Being devoted to prayer will mean that you come to God in prayer often desperate and often delighted. I simply mean that prayer is a place for meeting God with your deepest heartaches and fears and prayer is a place for meeting God with your highest joys and thanks. The pillow you use for your elbows when you kneel daily before the Father, will be a tear-stained pillow.
“Devoted to pray will mean that you come to God often desperate and often delighted.”
And yet, because God is a prayer-hearing God, you will say with the apostle Paul, “sorrowful yet always rejoicing” (2 Corinthians 6:10). And often that joy will overwhelm the burdens of this fallen world — as it should — and make you want to leap for joy. The Father wants to meet you at those times too. Be devoted to prayer in desperation and in delight — in fasting and feasting. Not either-or, but both-and.
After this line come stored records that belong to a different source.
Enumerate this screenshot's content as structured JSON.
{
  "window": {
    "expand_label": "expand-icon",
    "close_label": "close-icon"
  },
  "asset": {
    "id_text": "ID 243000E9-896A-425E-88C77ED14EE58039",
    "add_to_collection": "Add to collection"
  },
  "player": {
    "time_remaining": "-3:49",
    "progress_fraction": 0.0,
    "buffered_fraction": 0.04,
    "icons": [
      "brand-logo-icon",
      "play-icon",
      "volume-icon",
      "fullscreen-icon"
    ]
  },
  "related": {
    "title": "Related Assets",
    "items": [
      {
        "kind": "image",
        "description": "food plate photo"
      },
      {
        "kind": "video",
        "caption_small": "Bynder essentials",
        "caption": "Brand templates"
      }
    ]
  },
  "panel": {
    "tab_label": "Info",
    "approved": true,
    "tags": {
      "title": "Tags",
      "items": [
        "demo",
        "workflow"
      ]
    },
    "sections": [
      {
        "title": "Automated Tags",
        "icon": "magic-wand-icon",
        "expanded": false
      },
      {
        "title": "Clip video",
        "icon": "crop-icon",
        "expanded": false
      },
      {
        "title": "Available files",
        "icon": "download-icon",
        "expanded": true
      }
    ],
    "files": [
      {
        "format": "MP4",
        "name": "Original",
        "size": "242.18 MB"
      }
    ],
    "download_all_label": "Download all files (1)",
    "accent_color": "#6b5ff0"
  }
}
E — Explosive and Extended
All I mean here is short and long. I would have said short and long, but then the letters would not match and the acronym would not spell anything. Besides explosive is more vivid and is exactly what prayers can be from time to time. If you are devoted to prayer you will explode regularly with prayers of praise and thanks and need and they will not last more than a few seconds.
And if you are devoted to prayer you will have times when you linger for a long time in prayer to the Lord. Sometimes I make a quick phone call to Noël and other times we spend an evening together. If you love Christ and lean on him for all things and treasure him above all else, you with meet him often with explosive prayers and often with extended prayers.
S — Spontaneous and Scheduled
What’s the difference between this and “free and formed” or “explosive and extended”? By “free and formed” I meant the content of our prayers — what we do when we come to pray. By “explosive and extended” I meant the length of our prayers. By spontaneous and scheduled I mean when we pray.
If we are devoted to prayer we will pray spontaneously through the day — without ceasing as Paul says — a constant spirit of communion with Christ, walking by the Spirit and knowing him as a continual personal presence in your life. No plan will govern when you speak to him. It will happen dozens of time in the day. This is normal and good. This is being devoted to prayer.
But if you only have this, you won’t have this very long. The true rich fruit of spontaneity grows in the garden that is well tended by the discipline of schedule. So I plead with you, have your set times of prayer. Plan it for 2003. When will you meet him regularly? How long will you set aside? I encourage you to begin every day this way. Are you willing to plan one or two half-days or days away by yourself or with a friend or your spouse — not to read a book but to pray for four hours or eight hours. How?
By simply reading your Bible and turning it all into prayer. Noël and I have had some of our richest days away by taking a short book of the Bible and reading a chapter and then pausing and praying that chapter into our family and church. Then reading another chapter and praying, and so on. But that does not just happen. It must be planned. It is not spontaneous. It is structured. And it is glorious.
So there you have it. God’s word to us today is “Be devoted to prayer.” Be constant in it. Be faithful in it. Why? God commands us to; the needs are great and eternity hangs in the balance; and God hears and does more in five seconds that we can do in five years.
And how shall we be devoted to prayer? These things. Without them prayer fades. Let your prayer be:
F — Free and Formed
A — Alone and Assembled
D — Desperate and Delighted
E — Explosive and Extended
S — Spontaneous and Scheduled
May the Lord give you a spirit of grace and supplication in this week of prayer and all year long.